● **TASK ITEM**: Keep the lines exact and the pictures out as you repeat the following listing.

● **DATA RECORDS**:
━━━━

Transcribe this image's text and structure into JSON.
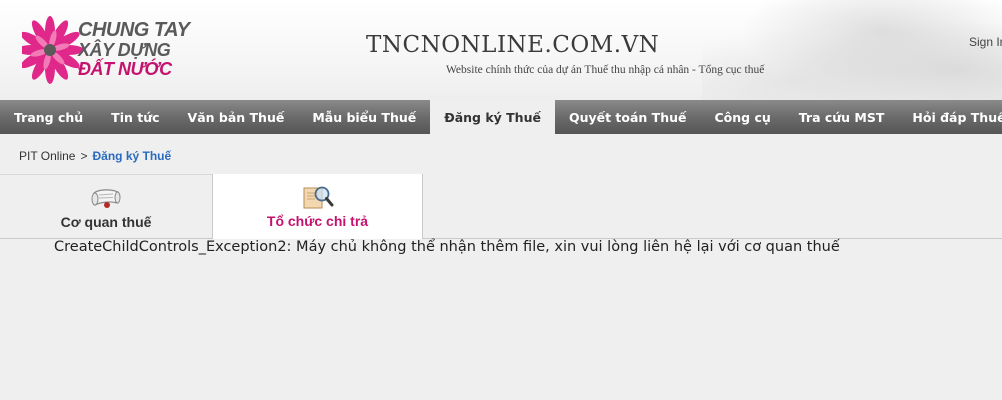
{
  "header": {
    "logo": {
      "line1": "CHUNG TAY",
      "line2": "XÂY DỰNG",
      "line3": "ĐẤT NƯỚC"
    },
    "site_title": "TNCNONLINE.COM.VN",
    "site_subtitle": "Website chính thức của dự án Thuế thu nhập cá nhân - Tổng cục thuế",
    "sign_in": "Sign In"
  },
  "nav": {
    "items": [
      {
        "label": "Trang chủ"
      },
      {
        "label": "Tin tức"
      },
      {
        "label": "Văn bản Thuế"
      },
      {
        "label": "Mẫu biểu Thuế"
      },
      {
        "label": "Đăng ký Thuế"
      },
      {
        "label": "Quyết toán Thuế"
      },
      {
        "label": "Công cụ"
      },
      {
        "label": "Tra cứu MST"
      },
      {
        "label": "Hỏi đáp Thuế"
      }
    ],
    "active": "Đăng ký Thuế"
  },
  "breadcrumb": {
    "root": "PIT Online",
    "separator": ">",
    "current": "Đăng ký Thuế"
  },
  "tabs": [
    {
      "label": "Cơ quan thuế",
      "icon": "scroll-icon"
    },
    {
      "label": "Tổ chức chi trả",
      "icon": "magnifier-icon"
    }
  ],
  "active_tab": "Tổ chức chi trả",
  "message": "CreateChildControls_Exception2: Máy chủ không thể nhận thêm file, xin vui lòng liên hệ lại với cơ quan thuế",
  "colors": {
    "accent": "#c4126e",
    "link": "#2a6bbd",
    "nav_bg": "#6b6b6b"
  }
}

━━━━

● **SOLUTION**:
Transcribe this image's text and structure into JSON.
{
  "header": {
    "logo": {
      "line1": "CHUNG TAY",
      "line2": "XÂY DỰNG",
      "line3": "ĐẤT NƯỚC"
    },
    "site_title": "TNCNONLINE.COM.VN",
    "site_subtitle": "Website chính thức của dự án Thuế thu nhập cá nhân - Tổng cục thuế",
    "sign_in": "Sign In"
  },
  "nav": {
    "items": [
      {
        "label": "Trang chủ"
      },
      {
        "label": "Tin tức"
      },
      {
        "label": "Văn bản Thuế"
      },
      {
        "label": "Mẫu biểu Thuế"
      },
      {
        "label": "Đăng ký Thuế"
      },
      {
        "label": "Quyết toán Thuế"
      },
      {
        "label": "Công cụ"
      },
      {
        "label": "Tra cứu MST"
      },
      {
        "label": "Hỏi đáp Thuế"
      }
    ],
    "active": "Đăng ký Thuế"
  },
  "breadcrumb": {
    "root": "PIT Online",
    "separator": ">",
    "current": "Đăng ký Thuế"
  },
  "tabs": [
    {
      "label": "Cơ quan thuế",
      "icon": "scroll-icon"
    },
    {
      "label": "Tổ chức chi trả",
      "icon": "magnifier-icon"
    }
  ],
  "active_tab": "Tổ chức chi trả",
  "message": "CreateChildControls_Exception2: Máy chủ không thể nhận thêm file, xin vui lòng liên hệ lại với cơ quan thuế",
  "colors": {
    "accent": "#c4126e",
    "link": "#2a6bbd",
    "nav_bg": "#6b6b6b"
  }
}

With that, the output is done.